## Task brief
Would you repeat the entries beneath, with nothing changed?
+++ Data in this exercise +++
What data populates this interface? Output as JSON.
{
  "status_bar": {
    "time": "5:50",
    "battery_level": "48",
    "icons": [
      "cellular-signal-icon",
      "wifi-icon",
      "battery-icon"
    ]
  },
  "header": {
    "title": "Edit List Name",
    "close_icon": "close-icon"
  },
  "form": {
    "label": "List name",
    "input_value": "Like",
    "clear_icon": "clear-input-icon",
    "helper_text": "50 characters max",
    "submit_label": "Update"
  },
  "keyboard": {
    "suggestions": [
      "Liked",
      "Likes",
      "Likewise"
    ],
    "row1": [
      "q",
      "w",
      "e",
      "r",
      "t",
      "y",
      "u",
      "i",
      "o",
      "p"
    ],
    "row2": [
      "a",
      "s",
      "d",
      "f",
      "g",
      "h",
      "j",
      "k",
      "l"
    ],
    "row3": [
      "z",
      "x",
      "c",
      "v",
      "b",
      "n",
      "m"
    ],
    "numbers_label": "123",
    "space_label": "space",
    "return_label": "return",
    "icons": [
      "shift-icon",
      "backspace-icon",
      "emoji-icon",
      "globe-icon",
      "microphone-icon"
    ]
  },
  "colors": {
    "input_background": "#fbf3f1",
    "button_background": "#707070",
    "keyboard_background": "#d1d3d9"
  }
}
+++
## Reply to the exercise
What data populates this interface? Output as JSON.
{
  "status_bar": {
    "time": "5:50",
    "battery_level": "48",
    "icons": [
      "cellular-signal-icon",
      "wifi-icon",
      "battery-icon"
    ]
  },
  "header": {
    "title": "Edit List Name",
    "close_icon": "close-icon"
  },
  "form": {
    "label": "List name",
    "input_value": "Like",
    "clear_icon": "clear-input-icon",
    "helper_text": "50 characters max",
    "submit_label": "Update"
  },
  "keyboard": {
    "suggestions": [
      "Liked",
      "Likes",
      "Likewise"
    ],
    "row1": [
      "q",
      "w",
      "e",
      "r",
      "t",
      "y",
      "u",
      "i",
      "o",
      "p"
    ],
    "row2": [
      "a",
      "s",
      "d",
      "f",
      "g",
      "h",
      "j",
      "k",
      "l"
    ],
    "row3": [
      "z",
      "x",
      "c",
      "v",
      "b",
      "n",
      "m"
    ],
    "numbers_label": "123",
    "space_label": "space",
    "return_label": "return",
    "icons": [
      "shift-icon",
      "backspace-icon",
      "emoji-icon",
      "globe-icon",
      "microphone-icon"
    ]
  },
  "colors": {
    "input_background": "#fbf3f1",
    "button_background": "#707070",
    "keyboard_background": "#d1d3d9"
  }
}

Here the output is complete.